When the UN meets this week to discuss the Millennium Development Goals (MDGs), maternal mortality will be high on the agenda. Cutting maternal mortality by three quarters is the MDG most severely off track, with half a million women still dying in childbirth every year most of them needlessly.
Progress in reducing maternal mortality is the most important measure of success in the fight against poverty, said Robert Fox, executive director of Oxfam Canada. 'In the poorest regions of Afghanistan, like Badakhshan, the maternal mortality rate is an unbelievable 6,500 per 100,000 - the highest in the world. Compare that to Canada's at 5 per 100,000 live births.
Oxfam took top photojournalist Alixandra Fazzina to Afghanistan's remote Badakhshan province, to meet and photograph the families behind the statistics.
A traditional birth attendant in Khordakon village, Badakhshan told Oxfam that before her training she used to use flints for cutting and piles of earth for soaking up blood. Now she uses plastic gloves and sheeting and clean razors and needles, but access to these items in Badakhshan is difficult. "I always reassure the women in delivery, she said, 'but there is nothing I can really do".
- 25,000 women die every year due to pregnancy-related complications one every 27 minutes
- Over 90% of deliveries take place at home and only 9% of deliveries are attended by skilled health personnel.
- Since 2002, over 2,000 midwives have been trained but Afghanistan requires another 8,000 to 10,000 midwives to reach its target of one midwife per 2,500-3,000 people

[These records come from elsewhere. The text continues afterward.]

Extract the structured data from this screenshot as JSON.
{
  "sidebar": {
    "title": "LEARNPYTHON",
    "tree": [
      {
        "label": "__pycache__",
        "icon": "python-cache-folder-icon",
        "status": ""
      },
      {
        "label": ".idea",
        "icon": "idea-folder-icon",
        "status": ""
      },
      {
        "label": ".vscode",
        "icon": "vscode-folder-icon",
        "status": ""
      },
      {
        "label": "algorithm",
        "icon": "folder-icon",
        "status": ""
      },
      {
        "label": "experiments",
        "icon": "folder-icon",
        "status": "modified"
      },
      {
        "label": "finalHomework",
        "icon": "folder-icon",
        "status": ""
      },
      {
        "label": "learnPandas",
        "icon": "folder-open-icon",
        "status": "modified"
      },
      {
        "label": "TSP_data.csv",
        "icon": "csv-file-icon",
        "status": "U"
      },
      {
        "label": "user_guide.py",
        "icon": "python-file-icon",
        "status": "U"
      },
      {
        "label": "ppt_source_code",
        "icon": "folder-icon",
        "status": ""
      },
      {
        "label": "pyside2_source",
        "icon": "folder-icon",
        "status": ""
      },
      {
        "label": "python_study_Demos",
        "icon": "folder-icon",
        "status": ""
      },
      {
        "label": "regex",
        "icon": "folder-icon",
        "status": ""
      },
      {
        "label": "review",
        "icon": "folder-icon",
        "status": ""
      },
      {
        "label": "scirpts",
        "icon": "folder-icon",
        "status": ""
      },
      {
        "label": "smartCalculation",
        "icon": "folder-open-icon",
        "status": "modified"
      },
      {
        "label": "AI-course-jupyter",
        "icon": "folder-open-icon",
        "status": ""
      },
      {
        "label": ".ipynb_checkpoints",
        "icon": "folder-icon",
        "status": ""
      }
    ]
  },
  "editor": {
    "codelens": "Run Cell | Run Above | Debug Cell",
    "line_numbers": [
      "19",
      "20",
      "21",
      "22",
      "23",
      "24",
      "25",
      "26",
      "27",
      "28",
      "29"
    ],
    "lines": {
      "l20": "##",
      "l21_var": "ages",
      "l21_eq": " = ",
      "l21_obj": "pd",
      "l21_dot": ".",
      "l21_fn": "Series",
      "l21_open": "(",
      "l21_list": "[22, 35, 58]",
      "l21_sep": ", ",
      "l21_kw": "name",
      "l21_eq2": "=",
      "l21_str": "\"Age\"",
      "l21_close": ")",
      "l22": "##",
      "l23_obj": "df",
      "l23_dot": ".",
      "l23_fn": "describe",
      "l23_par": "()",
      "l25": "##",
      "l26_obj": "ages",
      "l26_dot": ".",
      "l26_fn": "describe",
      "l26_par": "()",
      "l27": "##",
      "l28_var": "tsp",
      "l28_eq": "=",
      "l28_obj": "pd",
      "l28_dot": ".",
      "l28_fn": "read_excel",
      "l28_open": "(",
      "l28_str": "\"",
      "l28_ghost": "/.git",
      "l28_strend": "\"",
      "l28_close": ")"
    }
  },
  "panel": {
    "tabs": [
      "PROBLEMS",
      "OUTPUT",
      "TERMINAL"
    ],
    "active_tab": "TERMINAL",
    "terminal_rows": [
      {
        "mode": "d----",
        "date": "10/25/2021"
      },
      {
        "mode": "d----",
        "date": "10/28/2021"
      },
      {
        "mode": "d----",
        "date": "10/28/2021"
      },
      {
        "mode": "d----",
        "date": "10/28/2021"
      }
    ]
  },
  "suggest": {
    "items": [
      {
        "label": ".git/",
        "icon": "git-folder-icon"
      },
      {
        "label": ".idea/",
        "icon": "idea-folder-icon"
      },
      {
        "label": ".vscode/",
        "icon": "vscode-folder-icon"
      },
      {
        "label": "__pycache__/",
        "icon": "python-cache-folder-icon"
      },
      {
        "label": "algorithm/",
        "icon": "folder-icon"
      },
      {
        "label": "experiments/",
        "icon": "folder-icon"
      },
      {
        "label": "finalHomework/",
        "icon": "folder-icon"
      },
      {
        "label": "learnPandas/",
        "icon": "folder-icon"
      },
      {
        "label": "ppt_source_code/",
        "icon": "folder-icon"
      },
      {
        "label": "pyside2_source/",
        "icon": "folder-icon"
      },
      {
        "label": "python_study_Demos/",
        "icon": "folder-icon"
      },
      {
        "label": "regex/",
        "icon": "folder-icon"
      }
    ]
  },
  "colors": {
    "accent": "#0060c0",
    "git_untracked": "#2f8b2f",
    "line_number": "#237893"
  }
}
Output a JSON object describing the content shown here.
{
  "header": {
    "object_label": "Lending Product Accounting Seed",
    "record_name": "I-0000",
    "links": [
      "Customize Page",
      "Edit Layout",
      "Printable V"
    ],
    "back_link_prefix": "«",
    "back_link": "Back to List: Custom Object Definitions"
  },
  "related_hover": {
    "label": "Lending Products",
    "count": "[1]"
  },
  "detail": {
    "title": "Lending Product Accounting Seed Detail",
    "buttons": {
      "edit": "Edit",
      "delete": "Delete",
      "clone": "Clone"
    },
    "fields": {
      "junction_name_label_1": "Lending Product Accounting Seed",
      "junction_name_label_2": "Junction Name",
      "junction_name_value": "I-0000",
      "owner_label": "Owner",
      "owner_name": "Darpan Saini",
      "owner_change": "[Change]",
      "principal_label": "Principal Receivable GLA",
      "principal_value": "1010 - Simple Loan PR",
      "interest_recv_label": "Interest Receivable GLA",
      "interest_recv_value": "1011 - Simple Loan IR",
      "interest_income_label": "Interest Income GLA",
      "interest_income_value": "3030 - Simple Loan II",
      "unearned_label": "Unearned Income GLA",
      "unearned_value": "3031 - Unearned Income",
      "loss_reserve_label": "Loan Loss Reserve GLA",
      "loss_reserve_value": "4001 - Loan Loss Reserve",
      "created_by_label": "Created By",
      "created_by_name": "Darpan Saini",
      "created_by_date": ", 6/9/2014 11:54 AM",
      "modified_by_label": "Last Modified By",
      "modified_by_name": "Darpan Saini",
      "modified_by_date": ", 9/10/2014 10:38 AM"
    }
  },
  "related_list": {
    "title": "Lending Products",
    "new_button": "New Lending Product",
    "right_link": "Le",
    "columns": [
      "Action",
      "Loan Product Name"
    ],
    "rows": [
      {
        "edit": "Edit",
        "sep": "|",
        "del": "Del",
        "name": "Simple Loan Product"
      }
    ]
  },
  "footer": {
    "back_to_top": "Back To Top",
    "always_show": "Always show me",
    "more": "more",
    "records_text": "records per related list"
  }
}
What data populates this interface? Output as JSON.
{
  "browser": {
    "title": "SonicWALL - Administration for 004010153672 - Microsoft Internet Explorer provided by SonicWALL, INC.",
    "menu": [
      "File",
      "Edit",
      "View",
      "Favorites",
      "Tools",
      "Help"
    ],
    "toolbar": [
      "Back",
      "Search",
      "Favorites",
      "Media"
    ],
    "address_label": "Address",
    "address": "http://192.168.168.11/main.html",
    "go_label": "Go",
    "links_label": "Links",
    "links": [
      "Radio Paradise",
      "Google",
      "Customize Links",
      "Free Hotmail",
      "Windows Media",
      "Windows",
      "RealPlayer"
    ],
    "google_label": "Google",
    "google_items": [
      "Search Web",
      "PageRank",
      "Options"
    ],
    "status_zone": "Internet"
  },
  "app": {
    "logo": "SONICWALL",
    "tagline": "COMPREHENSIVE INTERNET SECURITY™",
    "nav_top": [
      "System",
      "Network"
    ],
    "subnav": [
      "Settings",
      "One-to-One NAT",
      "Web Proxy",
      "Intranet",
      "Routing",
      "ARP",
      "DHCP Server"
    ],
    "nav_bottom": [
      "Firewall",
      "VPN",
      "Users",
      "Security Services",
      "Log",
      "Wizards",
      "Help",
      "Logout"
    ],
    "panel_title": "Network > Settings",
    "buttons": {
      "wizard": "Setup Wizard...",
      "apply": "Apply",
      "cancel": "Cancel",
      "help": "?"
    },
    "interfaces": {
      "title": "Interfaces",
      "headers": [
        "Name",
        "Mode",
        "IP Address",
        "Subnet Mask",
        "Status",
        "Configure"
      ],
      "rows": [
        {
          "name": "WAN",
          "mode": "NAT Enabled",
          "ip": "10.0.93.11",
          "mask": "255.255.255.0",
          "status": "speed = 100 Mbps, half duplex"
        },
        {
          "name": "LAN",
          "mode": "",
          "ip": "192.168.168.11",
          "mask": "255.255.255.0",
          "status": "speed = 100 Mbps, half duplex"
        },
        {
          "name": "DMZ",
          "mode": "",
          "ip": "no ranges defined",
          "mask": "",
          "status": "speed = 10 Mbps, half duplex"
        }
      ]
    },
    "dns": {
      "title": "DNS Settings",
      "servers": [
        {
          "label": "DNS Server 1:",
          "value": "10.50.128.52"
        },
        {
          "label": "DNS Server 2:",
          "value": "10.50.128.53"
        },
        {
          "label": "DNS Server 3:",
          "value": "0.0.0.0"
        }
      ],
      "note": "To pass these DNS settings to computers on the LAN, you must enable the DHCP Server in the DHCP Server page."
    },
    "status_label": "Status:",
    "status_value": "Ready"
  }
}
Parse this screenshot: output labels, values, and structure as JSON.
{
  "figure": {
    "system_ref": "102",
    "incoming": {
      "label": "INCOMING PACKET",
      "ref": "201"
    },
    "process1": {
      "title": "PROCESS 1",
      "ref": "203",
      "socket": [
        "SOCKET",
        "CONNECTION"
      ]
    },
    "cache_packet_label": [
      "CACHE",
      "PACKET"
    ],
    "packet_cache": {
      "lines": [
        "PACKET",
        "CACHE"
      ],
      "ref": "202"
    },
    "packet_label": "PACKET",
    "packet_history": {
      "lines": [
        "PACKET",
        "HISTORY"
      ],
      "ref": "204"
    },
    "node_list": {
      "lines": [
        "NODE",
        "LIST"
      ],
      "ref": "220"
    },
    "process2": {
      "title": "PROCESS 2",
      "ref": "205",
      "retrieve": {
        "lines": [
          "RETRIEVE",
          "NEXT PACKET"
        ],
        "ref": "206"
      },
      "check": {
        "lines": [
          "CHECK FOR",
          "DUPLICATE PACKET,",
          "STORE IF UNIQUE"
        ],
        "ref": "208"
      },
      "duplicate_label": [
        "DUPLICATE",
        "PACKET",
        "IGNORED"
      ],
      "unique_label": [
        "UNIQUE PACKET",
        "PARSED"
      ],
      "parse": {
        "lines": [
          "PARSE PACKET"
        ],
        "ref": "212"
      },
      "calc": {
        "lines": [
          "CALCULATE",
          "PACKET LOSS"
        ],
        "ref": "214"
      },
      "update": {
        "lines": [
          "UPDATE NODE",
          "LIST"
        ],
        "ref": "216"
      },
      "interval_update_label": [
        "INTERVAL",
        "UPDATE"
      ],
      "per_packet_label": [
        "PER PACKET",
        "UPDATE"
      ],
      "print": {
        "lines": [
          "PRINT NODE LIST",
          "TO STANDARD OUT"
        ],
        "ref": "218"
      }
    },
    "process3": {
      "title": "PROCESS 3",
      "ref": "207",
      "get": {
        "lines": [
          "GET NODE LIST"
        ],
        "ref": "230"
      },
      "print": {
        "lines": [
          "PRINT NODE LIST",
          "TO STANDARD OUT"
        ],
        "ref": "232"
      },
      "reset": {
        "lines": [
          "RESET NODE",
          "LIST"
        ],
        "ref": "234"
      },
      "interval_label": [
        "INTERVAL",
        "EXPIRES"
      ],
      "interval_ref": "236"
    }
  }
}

Fox said: 'Afghanistan has made great strides, but remains the most dangerous of all countries for women giving birth.